Raw data>
::::::::
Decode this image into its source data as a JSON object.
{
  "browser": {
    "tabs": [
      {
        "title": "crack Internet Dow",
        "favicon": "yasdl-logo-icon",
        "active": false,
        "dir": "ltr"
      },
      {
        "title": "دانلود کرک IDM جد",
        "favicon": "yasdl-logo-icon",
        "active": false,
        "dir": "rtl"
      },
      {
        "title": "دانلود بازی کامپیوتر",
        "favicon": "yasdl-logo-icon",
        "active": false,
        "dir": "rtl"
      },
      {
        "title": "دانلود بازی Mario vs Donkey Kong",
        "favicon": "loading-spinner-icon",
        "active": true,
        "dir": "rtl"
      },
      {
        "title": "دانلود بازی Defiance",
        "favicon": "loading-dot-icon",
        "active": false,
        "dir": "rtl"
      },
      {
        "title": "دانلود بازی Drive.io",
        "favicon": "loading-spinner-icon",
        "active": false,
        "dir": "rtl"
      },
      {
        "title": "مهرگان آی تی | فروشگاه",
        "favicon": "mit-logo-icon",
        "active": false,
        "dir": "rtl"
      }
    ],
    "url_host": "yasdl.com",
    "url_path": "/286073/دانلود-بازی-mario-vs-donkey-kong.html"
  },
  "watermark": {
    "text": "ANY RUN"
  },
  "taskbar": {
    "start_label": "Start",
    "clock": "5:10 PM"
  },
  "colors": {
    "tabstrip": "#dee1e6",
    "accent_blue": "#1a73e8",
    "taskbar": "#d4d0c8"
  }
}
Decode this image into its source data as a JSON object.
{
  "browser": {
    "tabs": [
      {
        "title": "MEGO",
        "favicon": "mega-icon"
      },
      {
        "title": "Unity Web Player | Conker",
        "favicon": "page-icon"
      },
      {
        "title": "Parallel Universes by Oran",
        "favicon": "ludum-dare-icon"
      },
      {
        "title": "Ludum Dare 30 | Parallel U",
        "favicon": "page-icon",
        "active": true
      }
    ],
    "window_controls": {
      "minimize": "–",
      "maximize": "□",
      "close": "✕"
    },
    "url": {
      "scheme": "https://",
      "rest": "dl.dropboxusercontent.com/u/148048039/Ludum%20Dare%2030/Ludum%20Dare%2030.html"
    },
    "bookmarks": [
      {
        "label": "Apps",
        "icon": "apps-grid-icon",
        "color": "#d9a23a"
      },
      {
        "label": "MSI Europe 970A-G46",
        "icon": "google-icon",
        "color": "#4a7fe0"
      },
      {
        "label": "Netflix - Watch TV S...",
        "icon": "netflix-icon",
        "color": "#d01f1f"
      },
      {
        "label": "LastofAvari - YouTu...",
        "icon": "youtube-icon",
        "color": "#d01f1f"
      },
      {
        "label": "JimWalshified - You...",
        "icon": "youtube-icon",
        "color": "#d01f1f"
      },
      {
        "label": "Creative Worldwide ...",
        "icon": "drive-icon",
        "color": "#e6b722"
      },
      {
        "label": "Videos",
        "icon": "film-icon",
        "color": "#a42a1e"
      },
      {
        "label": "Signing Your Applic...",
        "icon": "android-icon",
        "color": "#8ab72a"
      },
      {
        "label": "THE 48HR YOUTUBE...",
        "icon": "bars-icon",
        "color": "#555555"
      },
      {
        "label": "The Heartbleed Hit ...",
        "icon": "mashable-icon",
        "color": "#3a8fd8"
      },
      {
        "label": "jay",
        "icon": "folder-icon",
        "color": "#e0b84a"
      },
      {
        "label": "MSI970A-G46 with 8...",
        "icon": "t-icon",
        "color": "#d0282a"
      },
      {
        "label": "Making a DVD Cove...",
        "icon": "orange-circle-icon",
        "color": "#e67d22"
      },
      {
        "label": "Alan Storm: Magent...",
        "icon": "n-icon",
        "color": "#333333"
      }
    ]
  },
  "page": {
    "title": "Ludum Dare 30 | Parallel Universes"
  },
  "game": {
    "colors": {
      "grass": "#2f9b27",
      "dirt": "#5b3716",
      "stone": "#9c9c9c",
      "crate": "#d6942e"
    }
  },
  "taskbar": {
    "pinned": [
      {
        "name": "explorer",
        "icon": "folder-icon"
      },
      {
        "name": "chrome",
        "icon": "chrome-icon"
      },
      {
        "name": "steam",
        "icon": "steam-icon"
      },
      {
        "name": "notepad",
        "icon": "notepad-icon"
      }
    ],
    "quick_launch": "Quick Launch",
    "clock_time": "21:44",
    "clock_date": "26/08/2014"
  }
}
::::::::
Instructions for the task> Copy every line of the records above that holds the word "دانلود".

Problem solution>
        "title": "دانلود کرک IDM جد",
        "title": "دانلود بازی کامپیوتر",
        "title": "دانلود بازی Mario vs Donkey Kong",
        "title": "دانلود بازی Defiance",
        "title": "دانلود بازی Drive.io",
    "url_path": "/286073/دانلود-بازی-mario-vs-donkey-kong.html"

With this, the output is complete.